- [EXERCISE PROMPT]: Go through the entries below and copy each line containing the word "label".
Start of INFORMATION SHOWN
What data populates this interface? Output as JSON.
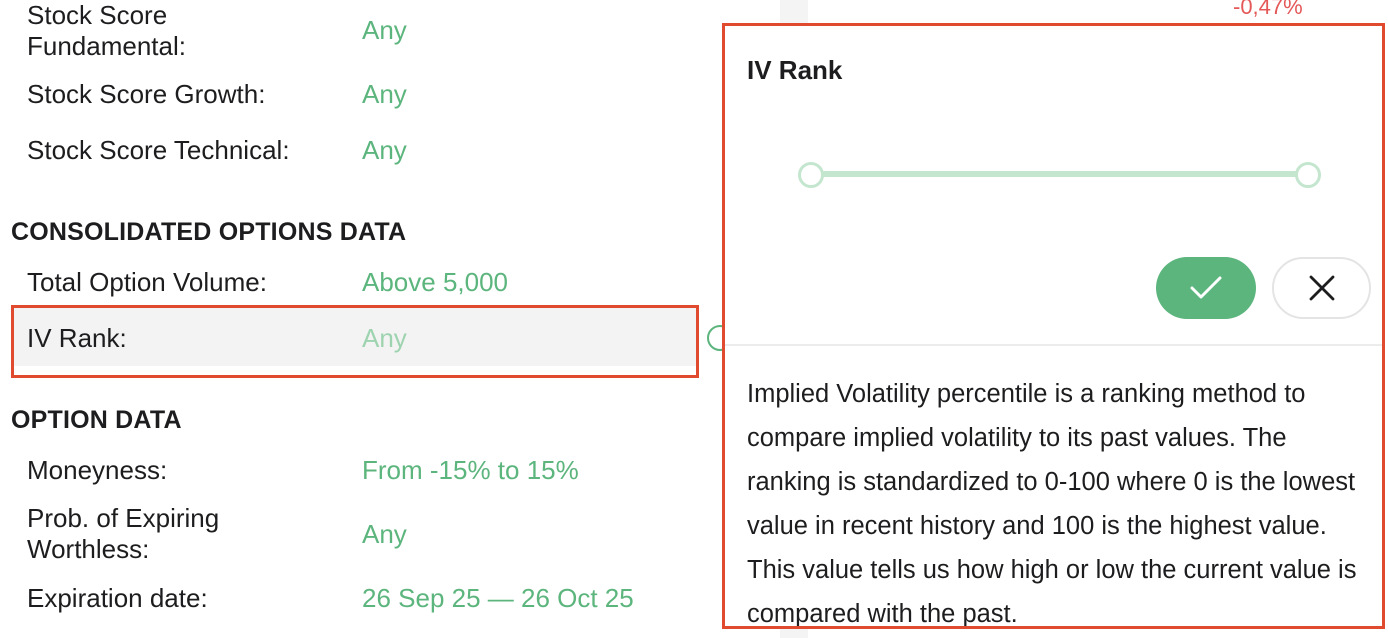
{
  "screener": {
    "stock_scores": [
      {
        "label": "Stock Score Fundamental:",
        "value": "Any"
      },
      {
        "label": "Stock Score Growth:",
        "value": "Any"
      },
      {
        "label": "Stock Score Technical:",
        "value": "Any"
      }
    ],
    "consolidated_section": "CONSOLIDATED OPTIONS DATA",
    "consolidated_rows": [
      {
        "label": "Total Option Volume:",
        "value": "Above 5,000"
      },
      {
        "label": "IV Rank:",
        "value": "Any"
      }
    ],
    "option_section": "OPTION DATA",
    "option_rows": [
      {
        "label": "Moneyness:",
        "value": "From -15% to 15%"
      },
      {
        "label": "Prob. of Expiring Worthless:",
        "value": "Any"
      },
      {
        "label": "Expiration date:",
        "value": "26 Sep 25 — 26 Oct 25"
      }
    ]
  },
  "background": {
    "change_pct": "-0,47%"
  },
  "popover": {
    "title": "IV Rank",
    "slider": {
      "min_fraction": 0.0,
      "max_fraction": 1.0
    },
    "confirm_icon": "check-icon",
    "cancel_icon": "close-icon",
    "description": "Implied Volatility percentile is a ranking method to compare implied volatility to its past values. The ranking is standardized to 0-100 where 0 is the lowest value in recent history and 100 is the highest value. This value tells us how high or low the current value is compared with the past."
  },
  "colors": {
    "accent": "#5cb57d",
    "highlight_outline": "#e04a2f",
    "negative": "#e45858",
    "slider": "#c4e6cf"
  }
}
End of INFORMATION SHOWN
- [ANSWER FOR THIS EXERCISE]:
        "label": "Stock Score Fundamental:",
        "label": "Stock Score Growth:",
        "label": "Stock Score Technical:",
        "label": "Total Option Volume:",
        "label": "IV Rank:",
        "label": "Moneyness:",
        "label": "Prob. of Expiring Worthless:",
        "label": "Expiration date:",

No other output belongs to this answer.